Pugh also consulted such departments as Mission Effectiveness to ensure that the Wildcat complied with the University’s mission statement.
Pugh could not project a definite cost for the figure because the committee is currently asking for estimates from the artist and the foundry.
Also, Pugh said the committee wants to make sure the statue is between 5 feet and 6 feet tall, with a bronze cast.
A bronze cast was preferred over stone or concrete because of preservation issues.
While stone figures need more maintenance, “Bronze is stronger, and you only have to really provide maintenance on it every three to five years,” Pugh said.
Though many universities have large statues to symbolize athletic menace, Pugh said the Wildcat statue is not for that purpose.
“It is not meant to be comedic, and it is not meant to be like a school’s mascot,” Pugh said. “It is also not meant to be like a fierce animal with its teeth sticking out at you. Our idea was to make it not like an attack-ready lion, but free-moving and in a proud walking stance that conveys a sense of alertness and pride.”
The Wildcat, according to Pugh, is supposed to characterize the University community and its pride as a whole, not a representation of one particular department, such as Athletics.
“So many people hear the word ‘wildcat’ and so many different images go through their heads, there ends up not being one definite image,” Pugh said. “We hope our Wildcat will make the image a tangible one and one that identifies us all. For some people, they’ll rub it for good luck right before a basketball game, for others, right before a huge test. It’ll have its own meaning for everyone.”
The Wildcat statue would rest at eye level in order to create a personal atmosphere for those who pass by it. Minimal landscaping would accompany the statue, and a spotlight would focus on it to create a subtle, yet classy image of the Wildcat.
Pugh hopes this ambiance will create a central experience for everyone who passes by. He hopes that people will want to stand by the Wildcat and take pictures with it and that by doing so, a tradition will be created. The committee has forwarded the proposal to University President Rev. Peter Donohue, O.S.A., for consideration.
Though the committee hopes that this step of the process will not take too long, Pugh recognizes the proposal must go through a process.
“Obviously, the project still has to go through proper channels before it’s approved,” Pugh said.
The location of the statue has yet to be determined. The committee has been considering several locations.
However, certain locations on campus already contain landmark statues, such as the grotto, the St. Augustine Center and the area behind the Augustinian monastery. The committee also does not want to place the statue in an area that is or will be affected by future construction.

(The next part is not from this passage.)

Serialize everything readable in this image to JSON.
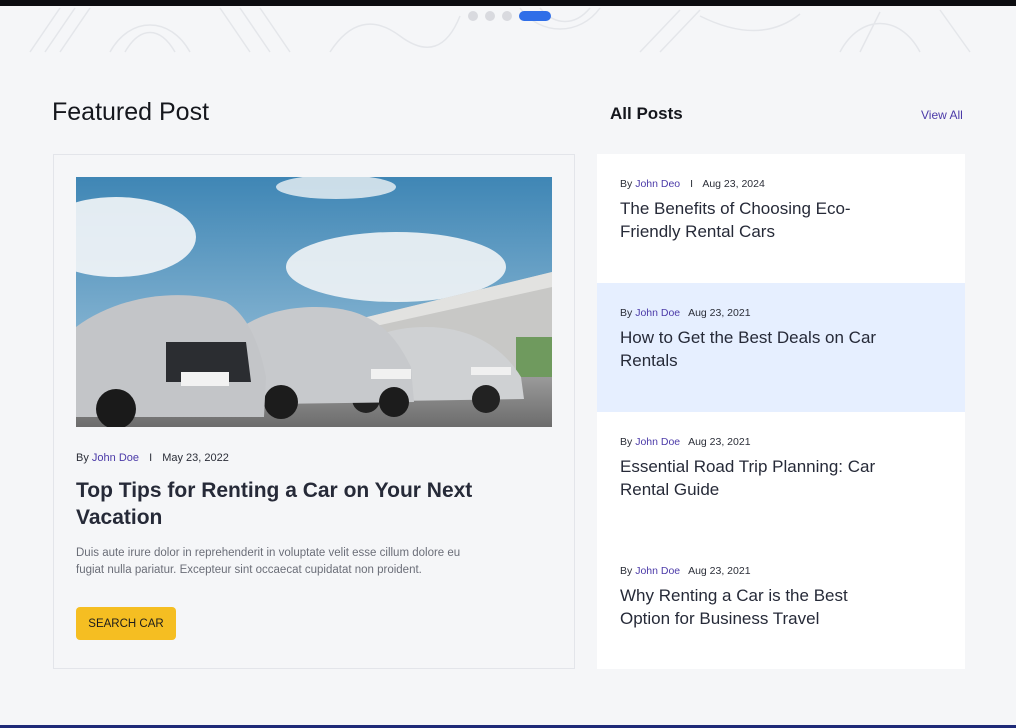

The location of the statue will also require coordination with the Facilities Management Office. Several potential locations were scratched by Facilities because of the wiring and cables that lie underneath the ground in those locations.
The committee said that a possible location for the statue might be the grassy area between the side of Jake Nevin Fieldhouse and the front entrance of the Pavilion.
That location, according to Pugh, would be good because, “It’s in a very open location on campus where everyone on campus can see. It is easily accessible and there would be minimal interruption. It is also in a place that can be easily monitored by Public Safety across the street.”
Also, Pugh noted, while the Pavilion is central to athletics, it has now opened itself to bigger events that are not affiliated with the department. One major problem that the committee faced is the fact that a singular wildcat does not exist. Wildcats encompass such animals as bobcats, lynxes and caracals.
“In a way, though, the Wildcat is a perfect representation of us all because it’s all inclusive and nondiscriminatory,” Pugh said.
However, when sketches were drawn, it became more apparent that the facial expressions of the bobcat and the bobcat’s overall demeanor best suited the committee. Years back, Pugh said, the University even used to have a bobcat that served as a mascot on campus.
Though an artist has created a miniature clay sculpture of the Wildcat, it is in no way a finalized project.
“We’re definitely still in the planning phases, and we want to see what students think about it,” Pugh said. “So far, we’ve only gotten positive feedback, and people have said that they love it. But we’re all really excited about the project, and whatever it turns out to be, we just hope it will be something that creates a tradition here.”
Pugh also indicated that he plans to bring the small three-dimensional clay model of the Wildcat statue to one of the upcoming meetings of the Student Life committee of the University Senate in order to solicit feedback.
The clay model currently sits in the waiting area of his office on the second floor of Dougherty Hall.